Videos show people taking food and water from shops, while others walk away with expensive electronic items and clothes from shopping centres.

Thirty-nine people are now known to have died in Hurricane Otis.

Hundreds of thousands of people remain without power and water.

Otis made landfall on the Pacific coast on Wednesday, with winds reaching 165mph (266 km/h). It had intensified from a tropical storm into a category five hurricane – the most severe category – in just 12 hours.

Acapulco was among the areas worst hit in Mexico, with 80% of the resort’s hotels damaged and streets flooded.

The death toll rose to 39 on Saturday – 29 men and 10 women, the government said, while at least 10 are missing.

Videos have been uploaded to social media showing looting in hard-hit neighbourhoods as food and water supplies run increasingly low.

The main road linking Acapulco to the rest of the country has only now been reopened, allowing the delivery of essential goods to the city.

In the Renacimiento neighbourhood, residents have been left angered by the lack of aid.

“The government hasn’t given us any help, not even hope,” Apolonio Maldonado told Reuters news agency, lifting his feet from the water to show deep red cuts on his shins.

“They haven’t left any food, or even mattresses or cots.”

President Andrés Manuel López Obrador has promised to help rebuild the city, but has accused his political rivals of exaggerating the extent of the looting to discredit his government before next year’s presidential election.

“They circle like vultures, they don’t care about people’s pain, they want to hurt us, for there to have been lots of deaths,” he said in a video uploaded to social media.

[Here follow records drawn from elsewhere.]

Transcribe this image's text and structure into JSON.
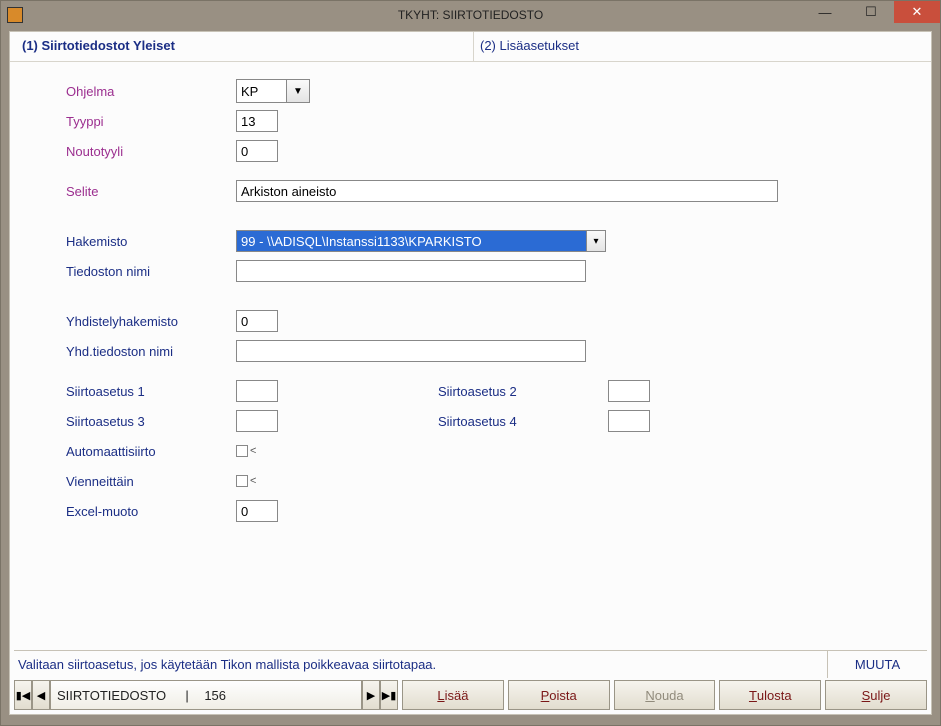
{
  "window": {
    "title": "TKYHT: SIIRTOTIEDOSTO"
  },
  "tabs": {
    "active": "(1) Siirtotiedostot Yleiset",
    "other": "(2) Lisäasetukset"
  },
  "labels": {
    "ohjelma": "Ohjelma",
    "tyyppi": "Tyyppi",
    "noutotyyli": "Noutotyyli",
    "selite": "Selite",
    "hakemisto": "Hakemisto",
    "tiedoston_nimi": "Tiedoston nimi",
    "yhdistelyhakemisto": "Yhdistelyhakemisto",
    "yhd_tiedoston_nimi": "Yhd.tiedoston nimi",
    "siirtoasetus1": "Siirtoasetus 1",
    "siirtoasetus2": "Siirtoasetus 2",
    "siirtoasetus3": "Siirtoasetus 3",
    "siirtoasetus4": "Siirtoasetus 4",
    "automaattisiirto": "Automaattisiirto",
    "vienneittain": "Vienneittäin",
    "excel_muoto": "Excel-muoto"
  },
  "values": {
    "ohjelma": "KP",
    "tyyppi": "13",
    "noutotyyli": "0",
    "selite": "Arkiston aineisto",
    "hakemisto": "99 - \\\\ADISQL\\Instanssi1133\\KPARKISTO",
    "tiedoston_nimi": "",
    "yhdistelyhakemisto": "0",
    "yhd_tiedoston_nimi": "",
    "siirtoasetus1": "",
    "siirtoasetus2": "",
    "siirtoasetus3": "",
    "siirtoasetus4": "",
    "excel_muoto": "0"
  },
  "status": {
    "hint": "Valitaan siirtoasetus, jos käytetään Tikon mallista poikkeavaa siirtotapaa.",
    "mode": "MUUTA"
  },
  "record": {
    "name": "SIIRTOTIEDOSTO",
    "sep": "|",
    "number": "156"
  },
  "buttons": {
    "lisaa_pre": "L",
    "lisaa_post": "isää",
    "poista_pre": "P",
    "poista_post": "oista",
    "nouda_pre": "N",
    "nouda_post": "ouda",
    "tulosta_pre": "T",
    "tulosta_post": "ulosta",
    "sulje_pre": "S",
    "sulje_post": "ulje"
  }
}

Officials say Otis was the most powerful storm to ever hit Mexico’s Pacific coast, leaving a trail of devastation estimated at billions of dollars.